Call 2 or 3 Short Sale Realtor Specialists in your area for an interview. Ask how many Short Sales
they have done...are doing and especially if they have delt successfully with your 2 lenders. Choose
your Realtor carefully, you will share a long bumby road together.
If you opt for a Short Sale, you will receive nothing from your investment, however, it seems
like you are just starting out with a new family and short selling would be preferrable to a
foreclosure, in that your good credit score would be impacted to a lesser degree and for a much
shorter time...(20-24 months).
Good Luck to You,
Coldwell Banker Sun Ridge Real Estate
It's unfortunate many people are just walking away from their homes because they are upside down. The domino effect is not good for our economy.

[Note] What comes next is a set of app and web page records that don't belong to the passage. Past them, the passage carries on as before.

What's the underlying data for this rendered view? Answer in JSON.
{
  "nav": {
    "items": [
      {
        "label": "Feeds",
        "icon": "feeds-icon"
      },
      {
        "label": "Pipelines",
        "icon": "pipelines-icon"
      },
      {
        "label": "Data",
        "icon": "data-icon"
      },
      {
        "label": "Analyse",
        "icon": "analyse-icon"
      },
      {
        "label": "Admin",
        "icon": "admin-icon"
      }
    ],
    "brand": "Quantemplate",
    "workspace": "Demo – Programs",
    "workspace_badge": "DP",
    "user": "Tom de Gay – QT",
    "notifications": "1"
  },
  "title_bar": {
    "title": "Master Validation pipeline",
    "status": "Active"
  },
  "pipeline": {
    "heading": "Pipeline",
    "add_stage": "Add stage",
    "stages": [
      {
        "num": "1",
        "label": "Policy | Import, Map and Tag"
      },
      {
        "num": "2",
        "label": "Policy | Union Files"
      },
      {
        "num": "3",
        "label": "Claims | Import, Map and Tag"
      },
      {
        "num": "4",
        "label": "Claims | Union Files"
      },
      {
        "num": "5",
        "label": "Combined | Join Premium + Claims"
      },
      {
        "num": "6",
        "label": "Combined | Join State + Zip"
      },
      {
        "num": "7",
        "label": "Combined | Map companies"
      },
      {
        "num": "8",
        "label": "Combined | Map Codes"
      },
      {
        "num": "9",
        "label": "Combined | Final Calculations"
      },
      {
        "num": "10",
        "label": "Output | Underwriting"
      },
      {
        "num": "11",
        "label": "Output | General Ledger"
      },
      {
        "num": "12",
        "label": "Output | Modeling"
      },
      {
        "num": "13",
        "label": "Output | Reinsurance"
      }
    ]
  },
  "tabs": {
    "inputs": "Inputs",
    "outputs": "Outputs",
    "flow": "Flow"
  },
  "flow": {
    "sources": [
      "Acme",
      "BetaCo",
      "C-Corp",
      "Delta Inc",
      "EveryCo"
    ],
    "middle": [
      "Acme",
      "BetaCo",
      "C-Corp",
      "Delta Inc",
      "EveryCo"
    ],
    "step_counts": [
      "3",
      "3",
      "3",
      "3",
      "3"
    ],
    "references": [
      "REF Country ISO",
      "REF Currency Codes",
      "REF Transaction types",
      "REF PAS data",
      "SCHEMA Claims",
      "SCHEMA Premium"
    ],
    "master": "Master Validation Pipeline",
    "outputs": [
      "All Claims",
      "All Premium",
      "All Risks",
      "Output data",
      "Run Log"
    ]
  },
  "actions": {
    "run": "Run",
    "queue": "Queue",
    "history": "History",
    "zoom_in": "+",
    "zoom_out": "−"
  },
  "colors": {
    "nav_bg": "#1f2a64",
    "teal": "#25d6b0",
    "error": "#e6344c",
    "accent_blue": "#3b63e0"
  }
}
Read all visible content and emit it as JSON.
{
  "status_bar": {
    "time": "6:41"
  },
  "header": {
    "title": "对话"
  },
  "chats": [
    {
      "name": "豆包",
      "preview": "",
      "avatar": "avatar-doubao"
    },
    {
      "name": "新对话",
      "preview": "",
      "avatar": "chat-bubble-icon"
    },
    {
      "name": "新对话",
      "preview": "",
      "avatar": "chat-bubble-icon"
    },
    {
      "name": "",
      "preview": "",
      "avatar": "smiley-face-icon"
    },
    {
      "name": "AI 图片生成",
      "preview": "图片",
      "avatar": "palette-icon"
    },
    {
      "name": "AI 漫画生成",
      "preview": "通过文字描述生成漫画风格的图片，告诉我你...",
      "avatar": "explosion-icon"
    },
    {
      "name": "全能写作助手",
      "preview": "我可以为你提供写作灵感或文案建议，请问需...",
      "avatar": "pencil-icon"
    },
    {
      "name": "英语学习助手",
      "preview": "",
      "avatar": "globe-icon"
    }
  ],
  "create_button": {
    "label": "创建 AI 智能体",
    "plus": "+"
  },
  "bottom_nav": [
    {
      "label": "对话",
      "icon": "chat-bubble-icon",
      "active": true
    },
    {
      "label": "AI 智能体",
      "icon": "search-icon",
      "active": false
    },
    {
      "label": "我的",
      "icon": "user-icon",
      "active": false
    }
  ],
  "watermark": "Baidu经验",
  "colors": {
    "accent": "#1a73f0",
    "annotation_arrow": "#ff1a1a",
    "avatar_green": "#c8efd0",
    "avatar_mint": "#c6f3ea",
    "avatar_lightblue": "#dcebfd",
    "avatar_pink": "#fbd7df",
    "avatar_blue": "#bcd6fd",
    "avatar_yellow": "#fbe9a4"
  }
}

Again get legal advise and see what your options are... There are more answers and solutions that your attorney can advise you...
Please do consult a Lawyer before doing anything you may regret.
Sorry for the position you are in.... you are not the only one dealing with this problem unfortunately. I just closed on a 2 bedroom in Dakota Station fro $114K with my buyer...
If you allow it to be forclosed on, your credit will be "shot" for 5 years according to the latest info available. If you list the property and are able to sell it for less than is owed (a short sale), your credit will be "shot" for 2-3 years. You will potentially be liable to the lender for the difference....although the thinking is that they will not go after such a "little fish". No guarantees, though.
Your property MUST appraise by the Buyers bank which will look at all of the sold properties in your subdivision in the last 3-6 months.
Give me a call and we can discuss it further. I can have my short sale specialist walk you through the process.
Best of luck..